I have already written about UBS’s remuneration changes and its annual report does not go into more detail, but despite UBS being at the forefront of investment bank compensation reform, its losses in combination with the payment of bonuses still drew protest as we have seen. The thing to remember about any bonuses earned at UBS is that while they may have been reported for 2012, they are not paid out for many years, are subject to additional rigorous performance tests, and are equity-based. In other words, don’t count on them. Its share price rose during 2012 and has continued to increase during 2013.WPP’s annual report also describes a range of changes. The CEO’s remuneration package has been reduced through adjustments to base salary, pension allowance and short- and long-term incentive opportunity. This led to, basically, a 34% reduction in target pay. The short-term bonus was restructured. And a new long-term incentive plan has been proposed, based on a five-year performance and vesting period, but performance will be assessed against three measures – relative TSR; earnings per share growth; and average return on equity, rather than relative TSR alone.
It is true that 9.74 times salary, the target payout for CEO Martin Sorrell, is a high target award for the new LTI, and this drew protest, but more importantly – and I saw no commentary about this at all – the new LTI is a significant deterioration in plan design. What was good about the old Leadership Equity Acquisition Plan (LEAP), which I have written about before, is that it was tough to earn because executives had to invest their own money in the company in order to earn rewards, then had to outperform at least half their peers to keep it. This new plan looks like a typical US plan, albeit with a five-year performance period. Awards vest with threshold performance – something the LEAP never contemplated – and there is no required at risk investment.
But in WPP’s remuneration committee report is a sentence that you would never read in a report from a US company: “Nevertheless, the changes we have made were designed to be responsive to an environment in which moderation of executive compensation is considered necessary and appropriate.”
In my experience, it really doesn’t matter what the remuneration committee report says. If it doesn’t reflect what is actually happening in the remuneration tables, then shareholders will vote against it.
So what did happen in the remuneration tables at these five companies? It’s difficult to see at Aviva as there is a new CEO and no proper comparison there, but the lack of bonuses drove annual pay down for other executive directors and that reflected shareholder sentiment, clearly.

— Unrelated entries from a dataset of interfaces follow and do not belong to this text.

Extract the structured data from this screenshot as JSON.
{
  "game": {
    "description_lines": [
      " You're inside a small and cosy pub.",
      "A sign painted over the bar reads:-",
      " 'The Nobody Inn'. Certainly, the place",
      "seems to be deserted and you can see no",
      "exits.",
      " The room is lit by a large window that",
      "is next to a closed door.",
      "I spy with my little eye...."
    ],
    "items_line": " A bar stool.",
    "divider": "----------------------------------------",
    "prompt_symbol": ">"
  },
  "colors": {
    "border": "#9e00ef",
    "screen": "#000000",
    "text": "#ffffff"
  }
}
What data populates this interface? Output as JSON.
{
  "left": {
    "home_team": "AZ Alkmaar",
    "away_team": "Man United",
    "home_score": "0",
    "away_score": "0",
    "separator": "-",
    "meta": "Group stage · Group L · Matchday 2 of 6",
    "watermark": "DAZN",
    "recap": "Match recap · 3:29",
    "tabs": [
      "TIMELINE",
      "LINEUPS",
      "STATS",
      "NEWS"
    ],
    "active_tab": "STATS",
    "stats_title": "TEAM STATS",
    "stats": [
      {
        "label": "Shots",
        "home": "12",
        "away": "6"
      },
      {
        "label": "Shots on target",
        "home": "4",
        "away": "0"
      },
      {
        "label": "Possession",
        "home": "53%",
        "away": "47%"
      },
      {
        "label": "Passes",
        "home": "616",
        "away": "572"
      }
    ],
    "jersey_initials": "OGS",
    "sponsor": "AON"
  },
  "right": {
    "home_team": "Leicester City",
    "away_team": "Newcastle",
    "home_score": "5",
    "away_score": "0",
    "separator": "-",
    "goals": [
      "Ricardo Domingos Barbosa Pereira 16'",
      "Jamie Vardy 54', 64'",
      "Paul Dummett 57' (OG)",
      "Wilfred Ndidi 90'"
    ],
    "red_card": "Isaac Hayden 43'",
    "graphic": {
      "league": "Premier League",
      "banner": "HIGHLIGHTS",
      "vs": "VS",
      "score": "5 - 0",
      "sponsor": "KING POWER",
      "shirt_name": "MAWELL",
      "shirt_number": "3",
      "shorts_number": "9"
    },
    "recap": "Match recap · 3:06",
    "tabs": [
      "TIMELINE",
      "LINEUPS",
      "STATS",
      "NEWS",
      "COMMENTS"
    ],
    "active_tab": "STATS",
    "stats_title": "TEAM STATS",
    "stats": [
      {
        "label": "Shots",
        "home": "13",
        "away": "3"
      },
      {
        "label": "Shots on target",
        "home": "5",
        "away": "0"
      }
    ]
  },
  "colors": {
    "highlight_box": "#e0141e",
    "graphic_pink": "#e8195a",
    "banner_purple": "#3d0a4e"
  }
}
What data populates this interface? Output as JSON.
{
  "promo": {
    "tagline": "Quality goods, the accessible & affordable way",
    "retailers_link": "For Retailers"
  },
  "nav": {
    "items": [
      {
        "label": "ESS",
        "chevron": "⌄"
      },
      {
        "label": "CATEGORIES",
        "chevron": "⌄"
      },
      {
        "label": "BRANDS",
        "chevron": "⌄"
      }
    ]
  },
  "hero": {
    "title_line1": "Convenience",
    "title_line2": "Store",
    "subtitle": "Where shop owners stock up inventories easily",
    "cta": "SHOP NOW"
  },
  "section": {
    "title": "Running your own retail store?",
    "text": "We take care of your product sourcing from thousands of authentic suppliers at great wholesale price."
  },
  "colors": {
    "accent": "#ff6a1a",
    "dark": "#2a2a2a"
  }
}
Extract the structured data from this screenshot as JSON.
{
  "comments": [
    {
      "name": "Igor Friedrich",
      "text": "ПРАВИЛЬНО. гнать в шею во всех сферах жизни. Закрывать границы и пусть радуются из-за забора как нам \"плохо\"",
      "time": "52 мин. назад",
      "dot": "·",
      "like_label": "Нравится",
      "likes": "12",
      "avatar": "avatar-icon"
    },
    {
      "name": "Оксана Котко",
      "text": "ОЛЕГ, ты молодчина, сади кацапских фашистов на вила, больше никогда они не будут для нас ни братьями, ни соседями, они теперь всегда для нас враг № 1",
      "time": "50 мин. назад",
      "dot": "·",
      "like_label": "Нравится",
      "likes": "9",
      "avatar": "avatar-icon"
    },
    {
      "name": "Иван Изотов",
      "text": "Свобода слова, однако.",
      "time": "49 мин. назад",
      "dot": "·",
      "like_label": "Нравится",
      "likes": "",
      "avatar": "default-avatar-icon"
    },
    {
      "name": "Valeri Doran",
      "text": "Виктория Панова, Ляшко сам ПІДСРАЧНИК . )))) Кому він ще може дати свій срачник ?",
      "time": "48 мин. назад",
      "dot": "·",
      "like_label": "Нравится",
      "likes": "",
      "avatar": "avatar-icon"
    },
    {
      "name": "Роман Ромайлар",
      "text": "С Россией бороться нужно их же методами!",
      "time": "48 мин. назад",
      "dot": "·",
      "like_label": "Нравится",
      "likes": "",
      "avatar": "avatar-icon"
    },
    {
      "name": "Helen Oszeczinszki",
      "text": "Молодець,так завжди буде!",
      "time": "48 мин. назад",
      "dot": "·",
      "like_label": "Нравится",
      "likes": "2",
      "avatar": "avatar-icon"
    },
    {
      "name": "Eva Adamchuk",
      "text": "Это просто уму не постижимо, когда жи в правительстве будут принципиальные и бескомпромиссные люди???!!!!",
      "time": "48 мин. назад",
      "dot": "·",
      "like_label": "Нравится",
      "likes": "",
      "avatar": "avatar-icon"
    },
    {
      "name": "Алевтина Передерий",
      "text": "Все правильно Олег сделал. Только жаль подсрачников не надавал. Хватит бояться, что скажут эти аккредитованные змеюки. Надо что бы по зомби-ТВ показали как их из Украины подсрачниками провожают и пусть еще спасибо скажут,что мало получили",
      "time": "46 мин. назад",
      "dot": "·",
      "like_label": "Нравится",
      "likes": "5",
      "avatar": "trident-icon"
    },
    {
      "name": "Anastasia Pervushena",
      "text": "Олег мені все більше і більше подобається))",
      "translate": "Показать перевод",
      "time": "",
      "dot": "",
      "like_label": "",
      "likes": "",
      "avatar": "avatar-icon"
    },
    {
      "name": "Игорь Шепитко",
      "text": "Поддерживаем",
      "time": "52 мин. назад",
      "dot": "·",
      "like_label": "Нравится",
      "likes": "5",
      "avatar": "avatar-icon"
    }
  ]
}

And at Cairn, although annual pay went up for most of the executives, none of the LTI awards due to vest did, while substantial amounts were vested in 2011, therefore total pay went down. At Trinity Mirror, comparisons are difficult again because of the new CEO and another new executive director, but annual pay for the continuing executives clearly went down, substantially in some cases. At UBS, again, it’s difficult to compare as the new CEO was not in place for a full year in 2011, but bonuses and other share incentive awards were paid out this year at a slightly lower level for Robert McCann, the secondhighest paid executive, though as I have said, earnings from these will not be realised for some time.

WPP’s Sorrell earned about £2.5m less in annual pay in 2012. Maybe pay’s gone down, but it has also gone backwards, and become, potentially, easier to earn. I don’t think that’s a good result for shareholder democracy.

Paul Hodgson is an independent governance consultant